Task to carry out: Reproduce the data below in full. Nothing should differ from the original.
━━ Data records
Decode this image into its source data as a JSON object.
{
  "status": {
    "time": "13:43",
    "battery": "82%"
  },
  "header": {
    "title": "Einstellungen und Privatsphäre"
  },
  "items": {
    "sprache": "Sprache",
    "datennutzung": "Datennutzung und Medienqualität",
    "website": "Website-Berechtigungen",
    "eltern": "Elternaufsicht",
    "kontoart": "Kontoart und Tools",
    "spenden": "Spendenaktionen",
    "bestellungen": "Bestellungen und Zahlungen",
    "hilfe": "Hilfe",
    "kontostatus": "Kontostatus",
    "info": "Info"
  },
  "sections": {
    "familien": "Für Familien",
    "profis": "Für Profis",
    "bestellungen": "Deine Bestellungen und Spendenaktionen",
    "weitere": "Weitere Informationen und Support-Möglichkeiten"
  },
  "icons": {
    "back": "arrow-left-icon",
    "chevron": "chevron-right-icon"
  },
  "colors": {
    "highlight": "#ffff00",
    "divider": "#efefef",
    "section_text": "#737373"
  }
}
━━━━
Solution for this task:
Decode this image into its source data as a JSON object.
{
  "status": {
    "time": "13:43",
    "battery": "82%"
  },
  "header": {
    "title": "Einstellungen und Privatsphäre"
  },
  "items": {
    "sprache": "Sprache",
    "datennutzung": "Datennutzung und Medienqualität",
    "website": "Website-Berechtigungen",
    "eltern": "Elternaufsicht",
    "kontoart": "Kontoart und Tools",
    "spenden": "Spendenaktionen",
    "bestellungen": "Bestellungen und Zahlungen",
    "hilfe": "Hilfe",
    "kontostatus": "Kontostatus",
    "info": "Info"
  },
  "sections": {
    "familien": "Für Familien",
    "profis": "Für Profis",
    "bestellungen": "Deine Bestellungen und Spendenaktionen",
    "weitere": "Weitere Informationen und Support-Möglichkeiten"
  },
  "icons": {
    "back": "arrow-left-icon",
    "chevron": "chevron-right-icon"
  },
  "colors": {
    "highlight": "#ffff00",
    "divider": "#efefef",
    "section_text": "#737373"
  }
}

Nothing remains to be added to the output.